     It’s also important to note the parallel the early Christians made between the rising of Christ from the dead and the time of day at which it happened: just as the sun was rising in the East; hence, the earliest manuscripts we have which describe how the first Christians worshiped show them performing the Lord’s Supper on an altar which faces the East, as they themselves faced the East; and they did this, as far as possible, just as the sun was rising, because they saw in the rising sun a symbol of our Lord’s resurrection.
     And for a thousand years, churches, whenever possible, faced the East; and, when it was not possible for a church to face East, they pretended that it did, with everyone, priest and congregation, facing the same way as well, as if to see, in the rising sun, our risen Lord. The spiritual implications are unmistakable: Jesus is the rising Sun which should light our day from its first moments. The whole day becomes different when it is illumined by the Lord.
     Unfortunately, like all of the most ancient traditions of the Church, it’s old and easily becomes passé in the minds of Christians. The “Sunday obligation,” as we have come to call it, becomes nothing more than something we were taught in our catechism; just another rule that we’re supposed to obey, and confess when we don’t. And when something is viewed as nothing more than a rule to be followed for its own sake, the motivation for following it becomes pretty weak—as do the excuses we grant ourselves for ignoring it from time to time: “It’s the first day of Spring.” “It’s the last day of Summer.” “It’s a long weekend and I’ve got a chance to get away.” “It's raining outside so I don't want to drive.”
     Sometimes it’s helpful to remember what many of the early Christians went through in their efforts to keep the Lord’s Day: steeling away to underground caverns in cemeteries, or hidden away cellars in the homes of wealthy Christians, to celebrate the Lord’s Supper during times of violence against the Church, endangering—and sometimes giving—their lives for the privilege. For them, the motivation was not a rule they had to follow or an obligation they would have to confess if they didn’t; it was the promise of receiving into themselves the Body and Blood—the Soul and Divinity—of Jesus Christ in Holy Communion. They did not—and could not—see it as a burden.

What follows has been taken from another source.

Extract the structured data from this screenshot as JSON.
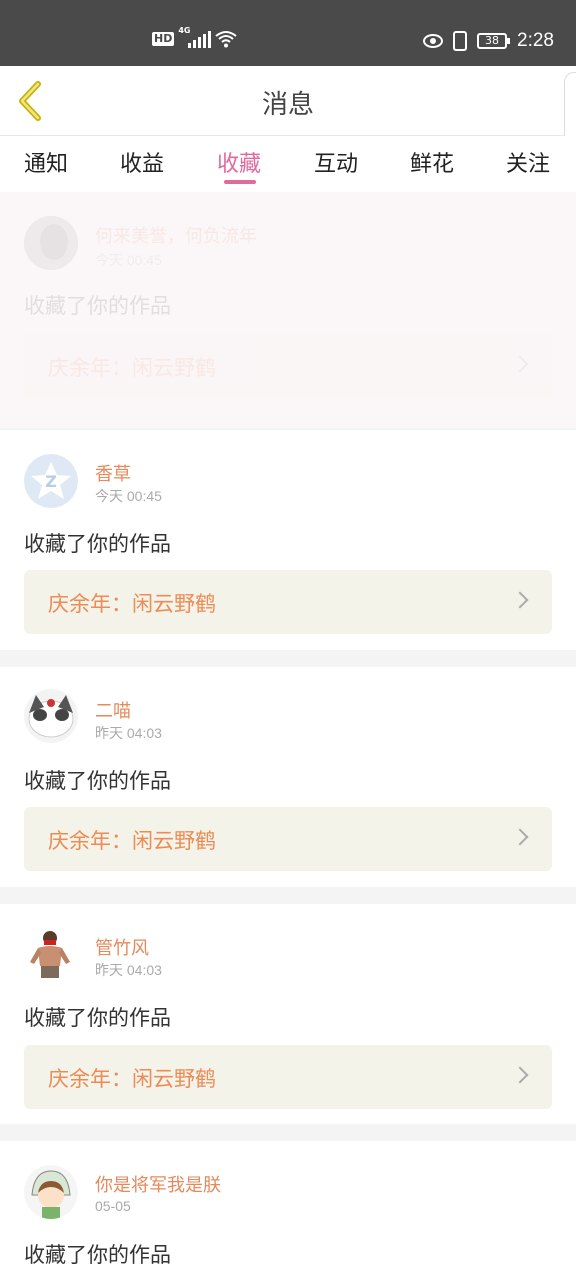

     If we have come to see it that way—as a burden—it’s because, somewhere along the way, we’ve lost our connection with those earliest Christians who handed these traditions on to us down through the centuries. Reconnecting with them—and to the traditions of our faith—is something that can only be done by each one of us in our own hearts.
     Here's an exercise that might help to clarify our minds on the issue: next time to you get up on Sunday morning to come to church, ask yourself why. Is it because it's an obligation you need to fulfill or else you'll feel guilty? Or is it for the reason that the three women went to the tomb on the first day of the week: because they loved our Lord?